### Fourier transform

(systematic method of breaking down functions into periodic components)

The **Fourier transform** of a function forms a new function of
a particular type. The transform is useful because it can be made
to produce a series of periodic functions equivalent to the original
function (in some sense like a **Taylor series**), if the original
function is periodic (or limited to a finite domain). This is
commonly used for the analysis of periodic functions representing
waves such as electromagnetic radiation or sound. As such, it is typically used to
determine what sine-like components make up a particular periodic
function, i.e., break a signal down into its harmonics. A variant
on the transform (**inverse Fourier transform** or **backward Fourier transform**
as opposed to the normal, or **forward Fourier transform**)
can "undo" this. Despite being opposite transformations,
the computation work to carry them out is virtually the same and
software that does one can easily be used to do the other.

The forward transformation is:

F(s) is
∞
∫ f(x)e^{-2πisx}dx
-∞

Where

- x is a real number.
- f(x) is a function on x.
- s is a real number with the inverse unit of x, e.g., if x is time, s is a frequency.
- F(s) is the transformed function.
*i* is the square root of -1.

The inverse transformation produces the original function, f(x), from this F(s).

The fast Fourier transform algorithm, an efficient means of computing a type
of *Fourier transform* is ubiquitous in physics, engineering analysis,
and modeling.
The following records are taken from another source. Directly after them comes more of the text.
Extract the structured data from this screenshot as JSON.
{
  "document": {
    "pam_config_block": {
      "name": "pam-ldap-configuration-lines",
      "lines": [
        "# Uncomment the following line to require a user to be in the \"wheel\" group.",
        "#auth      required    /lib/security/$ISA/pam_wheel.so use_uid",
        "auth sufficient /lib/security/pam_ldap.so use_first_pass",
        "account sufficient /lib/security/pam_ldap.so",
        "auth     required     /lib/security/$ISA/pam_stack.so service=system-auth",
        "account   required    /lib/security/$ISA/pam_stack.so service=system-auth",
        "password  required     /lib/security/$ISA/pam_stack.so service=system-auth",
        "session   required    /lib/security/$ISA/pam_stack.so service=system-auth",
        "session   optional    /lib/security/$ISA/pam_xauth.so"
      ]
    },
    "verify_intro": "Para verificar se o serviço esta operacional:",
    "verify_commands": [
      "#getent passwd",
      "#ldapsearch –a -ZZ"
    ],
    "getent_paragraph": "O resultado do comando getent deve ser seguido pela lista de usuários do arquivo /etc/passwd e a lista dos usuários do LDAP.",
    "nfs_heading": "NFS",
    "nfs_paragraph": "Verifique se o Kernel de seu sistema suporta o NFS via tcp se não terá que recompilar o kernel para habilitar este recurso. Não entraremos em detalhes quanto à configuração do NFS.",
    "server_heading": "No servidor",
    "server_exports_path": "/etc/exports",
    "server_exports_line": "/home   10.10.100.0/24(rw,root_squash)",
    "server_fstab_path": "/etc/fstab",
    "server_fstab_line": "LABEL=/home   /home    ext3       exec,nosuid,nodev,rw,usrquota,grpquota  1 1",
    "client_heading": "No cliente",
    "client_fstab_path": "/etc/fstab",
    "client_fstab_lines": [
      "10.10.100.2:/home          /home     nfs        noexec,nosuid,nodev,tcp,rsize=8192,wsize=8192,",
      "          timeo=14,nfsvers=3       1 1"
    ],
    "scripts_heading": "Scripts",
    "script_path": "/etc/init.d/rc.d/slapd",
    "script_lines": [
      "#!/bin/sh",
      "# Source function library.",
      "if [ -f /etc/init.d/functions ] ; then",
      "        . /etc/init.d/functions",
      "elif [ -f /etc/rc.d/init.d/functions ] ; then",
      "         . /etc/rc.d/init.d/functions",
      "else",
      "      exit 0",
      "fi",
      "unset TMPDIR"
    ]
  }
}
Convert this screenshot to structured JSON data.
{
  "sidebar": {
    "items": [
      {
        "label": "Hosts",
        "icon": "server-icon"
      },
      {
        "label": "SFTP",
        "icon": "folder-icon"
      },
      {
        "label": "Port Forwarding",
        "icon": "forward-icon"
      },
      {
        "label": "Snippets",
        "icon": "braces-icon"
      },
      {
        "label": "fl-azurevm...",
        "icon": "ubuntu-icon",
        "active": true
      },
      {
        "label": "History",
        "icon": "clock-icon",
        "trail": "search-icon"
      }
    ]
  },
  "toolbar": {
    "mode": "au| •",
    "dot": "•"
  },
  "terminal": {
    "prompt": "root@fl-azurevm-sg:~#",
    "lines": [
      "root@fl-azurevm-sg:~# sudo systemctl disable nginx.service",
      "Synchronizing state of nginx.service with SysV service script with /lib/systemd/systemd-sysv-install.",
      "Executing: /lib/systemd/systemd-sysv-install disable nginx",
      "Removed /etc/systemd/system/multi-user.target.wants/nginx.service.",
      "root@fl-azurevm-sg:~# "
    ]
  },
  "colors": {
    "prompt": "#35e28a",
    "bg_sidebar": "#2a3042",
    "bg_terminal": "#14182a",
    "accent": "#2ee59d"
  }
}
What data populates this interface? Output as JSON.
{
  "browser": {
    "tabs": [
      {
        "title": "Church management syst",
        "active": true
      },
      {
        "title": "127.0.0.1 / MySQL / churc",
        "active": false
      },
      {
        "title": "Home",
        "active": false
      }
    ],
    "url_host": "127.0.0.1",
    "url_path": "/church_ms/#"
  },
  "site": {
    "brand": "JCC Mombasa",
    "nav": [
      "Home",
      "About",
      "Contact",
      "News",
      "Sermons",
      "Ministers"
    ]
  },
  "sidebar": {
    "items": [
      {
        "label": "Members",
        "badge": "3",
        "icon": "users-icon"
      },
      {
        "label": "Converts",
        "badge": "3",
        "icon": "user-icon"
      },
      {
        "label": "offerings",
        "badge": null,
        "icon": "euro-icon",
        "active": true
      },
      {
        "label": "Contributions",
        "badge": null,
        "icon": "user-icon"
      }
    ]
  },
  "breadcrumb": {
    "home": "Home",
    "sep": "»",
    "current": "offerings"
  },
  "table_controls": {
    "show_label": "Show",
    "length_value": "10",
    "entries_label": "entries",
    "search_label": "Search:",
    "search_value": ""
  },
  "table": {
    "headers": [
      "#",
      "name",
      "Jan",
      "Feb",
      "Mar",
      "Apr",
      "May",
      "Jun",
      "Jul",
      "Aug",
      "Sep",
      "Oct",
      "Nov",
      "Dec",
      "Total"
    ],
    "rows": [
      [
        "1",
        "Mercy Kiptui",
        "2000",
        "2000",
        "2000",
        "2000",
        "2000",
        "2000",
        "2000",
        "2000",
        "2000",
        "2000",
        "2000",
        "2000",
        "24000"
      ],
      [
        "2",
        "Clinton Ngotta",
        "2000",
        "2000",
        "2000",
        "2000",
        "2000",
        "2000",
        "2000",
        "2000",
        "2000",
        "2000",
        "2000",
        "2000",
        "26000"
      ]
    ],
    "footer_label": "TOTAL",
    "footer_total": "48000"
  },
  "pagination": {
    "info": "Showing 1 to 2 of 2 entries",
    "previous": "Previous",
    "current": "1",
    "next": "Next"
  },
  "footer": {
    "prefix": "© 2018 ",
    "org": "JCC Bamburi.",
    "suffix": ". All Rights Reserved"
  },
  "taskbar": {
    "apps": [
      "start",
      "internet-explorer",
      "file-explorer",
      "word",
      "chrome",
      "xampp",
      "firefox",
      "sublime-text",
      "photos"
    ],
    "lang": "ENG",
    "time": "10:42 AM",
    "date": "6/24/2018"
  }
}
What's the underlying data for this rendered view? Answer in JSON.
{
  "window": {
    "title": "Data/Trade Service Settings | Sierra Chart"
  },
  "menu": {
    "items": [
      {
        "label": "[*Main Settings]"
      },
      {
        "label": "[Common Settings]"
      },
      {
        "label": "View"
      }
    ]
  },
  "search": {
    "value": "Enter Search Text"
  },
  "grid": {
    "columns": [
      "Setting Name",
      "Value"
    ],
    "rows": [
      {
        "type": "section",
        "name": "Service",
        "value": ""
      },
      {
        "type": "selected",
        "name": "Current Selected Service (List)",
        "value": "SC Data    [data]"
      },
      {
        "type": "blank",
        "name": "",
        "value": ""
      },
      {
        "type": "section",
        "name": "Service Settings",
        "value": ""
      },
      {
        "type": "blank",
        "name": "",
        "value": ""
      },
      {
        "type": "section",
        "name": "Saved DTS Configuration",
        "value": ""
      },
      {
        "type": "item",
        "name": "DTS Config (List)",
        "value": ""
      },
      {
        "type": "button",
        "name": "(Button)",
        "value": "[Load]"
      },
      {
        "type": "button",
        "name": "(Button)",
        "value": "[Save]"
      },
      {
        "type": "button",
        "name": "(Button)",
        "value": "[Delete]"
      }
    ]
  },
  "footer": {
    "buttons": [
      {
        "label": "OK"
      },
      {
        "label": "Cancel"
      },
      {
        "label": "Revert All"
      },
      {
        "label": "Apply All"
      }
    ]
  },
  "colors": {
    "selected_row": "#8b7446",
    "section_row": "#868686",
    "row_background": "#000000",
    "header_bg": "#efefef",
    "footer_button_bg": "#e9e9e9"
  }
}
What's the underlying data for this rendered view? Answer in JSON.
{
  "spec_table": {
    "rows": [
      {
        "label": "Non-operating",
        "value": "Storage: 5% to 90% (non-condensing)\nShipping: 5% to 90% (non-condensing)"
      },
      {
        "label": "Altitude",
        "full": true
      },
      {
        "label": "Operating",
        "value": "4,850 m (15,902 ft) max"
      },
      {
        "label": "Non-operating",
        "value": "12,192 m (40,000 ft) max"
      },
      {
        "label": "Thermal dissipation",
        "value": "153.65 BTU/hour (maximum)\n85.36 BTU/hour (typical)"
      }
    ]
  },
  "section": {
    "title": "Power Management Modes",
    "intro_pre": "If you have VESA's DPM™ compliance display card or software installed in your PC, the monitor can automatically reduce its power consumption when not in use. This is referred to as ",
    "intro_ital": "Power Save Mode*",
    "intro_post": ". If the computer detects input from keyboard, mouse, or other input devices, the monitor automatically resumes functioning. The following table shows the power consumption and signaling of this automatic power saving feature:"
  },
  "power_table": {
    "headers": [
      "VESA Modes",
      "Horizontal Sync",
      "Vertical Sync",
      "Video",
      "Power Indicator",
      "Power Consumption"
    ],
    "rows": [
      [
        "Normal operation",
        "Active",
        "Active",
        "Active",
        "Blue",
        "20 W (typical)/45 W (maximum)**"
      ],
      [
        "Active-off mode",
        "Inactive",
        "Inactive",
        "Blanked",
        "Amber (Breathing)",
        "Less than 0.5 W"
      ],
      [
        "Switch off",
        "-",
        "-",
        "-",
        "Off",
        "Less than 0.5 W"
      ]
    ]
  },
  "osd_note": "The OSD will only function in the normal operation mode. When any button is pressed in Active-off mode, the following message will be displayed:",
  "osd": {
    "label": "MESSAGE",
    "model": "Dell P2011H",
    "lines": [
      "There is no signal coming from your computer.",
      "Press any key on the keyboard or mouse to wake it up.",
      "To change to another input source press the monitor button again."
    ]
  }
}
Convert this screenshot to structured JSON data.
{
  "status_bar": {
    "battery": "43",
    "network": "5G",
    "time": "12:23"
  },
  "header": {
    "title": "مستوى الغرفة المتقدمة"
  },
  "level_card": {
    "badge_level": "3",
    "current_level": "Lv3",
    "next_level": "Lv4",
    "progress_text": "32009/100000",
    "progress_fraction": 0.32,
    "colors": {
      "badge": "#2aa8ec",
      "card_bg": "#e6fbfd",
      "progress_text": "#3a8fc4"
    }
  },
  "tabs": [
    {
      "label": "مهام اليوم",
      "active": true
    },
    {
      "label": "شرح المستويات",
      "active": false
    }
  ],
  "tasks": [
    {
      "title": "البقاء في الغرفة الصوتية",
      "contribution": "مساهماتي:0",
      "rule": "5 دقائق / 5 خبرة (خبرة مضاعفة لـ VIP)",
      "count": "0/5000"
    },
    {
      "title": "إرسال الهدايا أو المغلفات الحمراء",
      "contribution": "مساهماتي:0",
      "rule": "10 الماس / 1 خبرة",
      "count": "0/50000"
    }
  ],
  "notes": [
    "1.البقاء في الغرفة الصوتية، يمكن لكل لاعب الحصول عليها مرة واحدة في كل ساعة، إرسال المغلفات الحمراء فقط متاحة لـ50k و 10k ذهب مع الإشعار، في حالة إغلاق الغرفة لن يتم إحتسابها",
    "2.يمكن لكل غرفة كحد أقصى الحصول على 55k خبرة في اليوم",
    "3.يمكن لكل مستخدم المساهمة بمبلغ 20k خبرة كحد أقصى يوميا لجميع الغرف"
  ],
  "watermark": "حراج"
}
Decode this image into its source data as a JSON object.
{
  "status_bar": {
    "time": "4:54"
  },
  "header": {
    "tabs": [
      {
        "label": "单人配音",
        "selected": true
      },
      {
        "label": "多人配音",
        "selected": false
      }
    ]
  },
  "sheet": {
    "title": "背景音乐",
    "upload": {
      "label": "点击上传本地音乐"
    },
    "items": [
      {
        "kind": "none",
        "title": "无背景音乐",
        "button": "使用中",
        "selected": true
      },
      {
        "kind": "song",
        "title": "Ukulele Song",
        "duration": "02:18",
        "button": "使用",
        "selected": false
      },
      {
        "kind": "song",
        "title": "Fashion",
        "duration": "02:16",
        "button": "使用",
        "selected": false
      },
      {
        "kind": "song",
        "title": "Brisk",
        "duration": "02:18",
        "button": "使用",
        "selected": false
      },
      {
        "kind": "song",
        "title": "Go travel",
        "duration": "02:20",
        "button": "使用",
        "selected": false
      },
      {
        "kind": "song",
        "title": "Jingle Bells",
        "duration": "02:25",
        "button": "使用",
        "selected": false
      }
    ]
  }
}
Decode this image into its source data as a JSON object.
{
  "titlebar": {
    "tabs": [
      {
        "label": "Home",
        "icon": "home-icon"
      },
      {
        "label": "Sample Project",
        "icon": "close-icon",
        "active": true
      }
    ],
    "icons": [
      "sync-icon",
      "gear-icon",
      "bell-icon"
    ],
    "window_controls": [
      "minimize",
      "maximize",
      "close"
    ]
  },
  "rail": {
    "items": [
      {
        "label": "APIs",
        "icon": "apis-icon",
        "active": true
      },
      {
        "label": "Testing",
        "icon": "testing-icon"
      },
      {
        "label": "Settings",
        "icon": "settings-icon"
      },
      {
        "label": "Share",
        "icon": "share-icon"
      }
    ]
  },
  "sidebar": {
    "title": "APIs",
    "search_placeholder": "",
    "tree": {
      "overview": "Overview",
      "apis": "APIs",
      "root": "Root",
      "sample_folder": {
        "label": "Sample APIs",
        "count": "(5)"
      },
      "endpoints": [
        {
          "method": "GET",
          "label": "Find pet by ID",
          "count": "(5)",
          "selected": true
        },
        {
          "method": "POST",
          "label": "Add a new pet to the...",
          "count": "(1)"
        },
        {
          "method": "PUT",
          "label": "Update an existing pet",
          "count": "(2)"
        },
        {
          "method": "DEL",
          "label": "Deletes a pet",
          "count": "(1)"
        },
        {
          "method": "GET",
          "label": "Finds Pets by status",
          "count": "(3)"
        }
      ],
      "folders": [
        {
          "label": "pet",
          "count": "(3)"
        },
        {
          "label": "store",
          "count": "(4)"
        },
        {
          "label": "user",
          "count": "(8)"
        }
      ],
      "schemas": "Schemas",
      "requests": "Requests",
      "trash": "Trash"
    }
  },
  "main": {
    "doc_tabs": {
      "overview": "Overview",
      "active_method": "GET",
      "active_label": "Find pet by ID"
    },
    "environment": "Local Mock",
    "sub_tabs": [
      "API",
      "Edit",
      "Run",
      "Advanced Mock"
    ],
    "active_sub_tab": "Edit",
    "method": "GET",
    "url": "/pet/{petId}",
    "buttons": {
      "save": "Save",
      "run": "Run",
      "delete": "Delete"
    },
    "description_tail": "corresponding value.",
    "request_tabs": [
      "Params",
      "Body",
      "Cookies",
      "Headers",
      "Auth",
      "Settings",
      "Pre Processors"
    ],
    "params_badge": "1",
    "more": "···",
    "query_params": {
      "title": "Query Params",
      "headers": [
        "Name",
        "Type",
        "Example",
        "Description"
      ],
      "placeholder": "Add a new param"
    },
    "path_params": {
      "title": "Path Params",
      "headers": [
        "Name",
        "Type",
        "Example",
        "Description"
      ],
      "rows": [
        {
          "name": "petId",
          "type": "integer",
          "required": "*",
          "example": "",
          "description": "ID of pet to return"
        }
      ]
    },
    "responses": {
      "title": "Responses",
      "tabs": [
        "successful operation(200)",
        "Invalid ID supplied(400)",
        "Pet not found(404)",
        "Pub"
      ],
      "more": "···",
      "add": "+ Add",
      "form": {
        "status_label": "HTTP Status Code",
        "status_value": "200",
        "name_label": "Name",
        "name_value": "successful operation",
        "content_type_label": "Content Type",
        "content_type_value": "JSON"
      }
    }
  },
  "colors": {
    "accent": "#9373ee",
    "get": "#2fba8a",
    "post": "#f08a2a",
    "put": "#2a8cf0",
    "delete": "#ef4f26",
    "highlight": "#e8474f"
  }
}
(*mathematics*)
**Further reading:**

http://en.wikipedia.org/wiki/Fourier_transform

http://www.thefouriertransform.com/

**Referenced by pages:**

Canada-France-Hawaii Telescope (CFHT)

convolution

fast Fourier transform (FFT)

Fourier space

imaging Fourier transform spectroscopy (IFTS)

linear theory

phase dispersion minimization (PDM)

spectral correlator

spectral density

spectral method

Index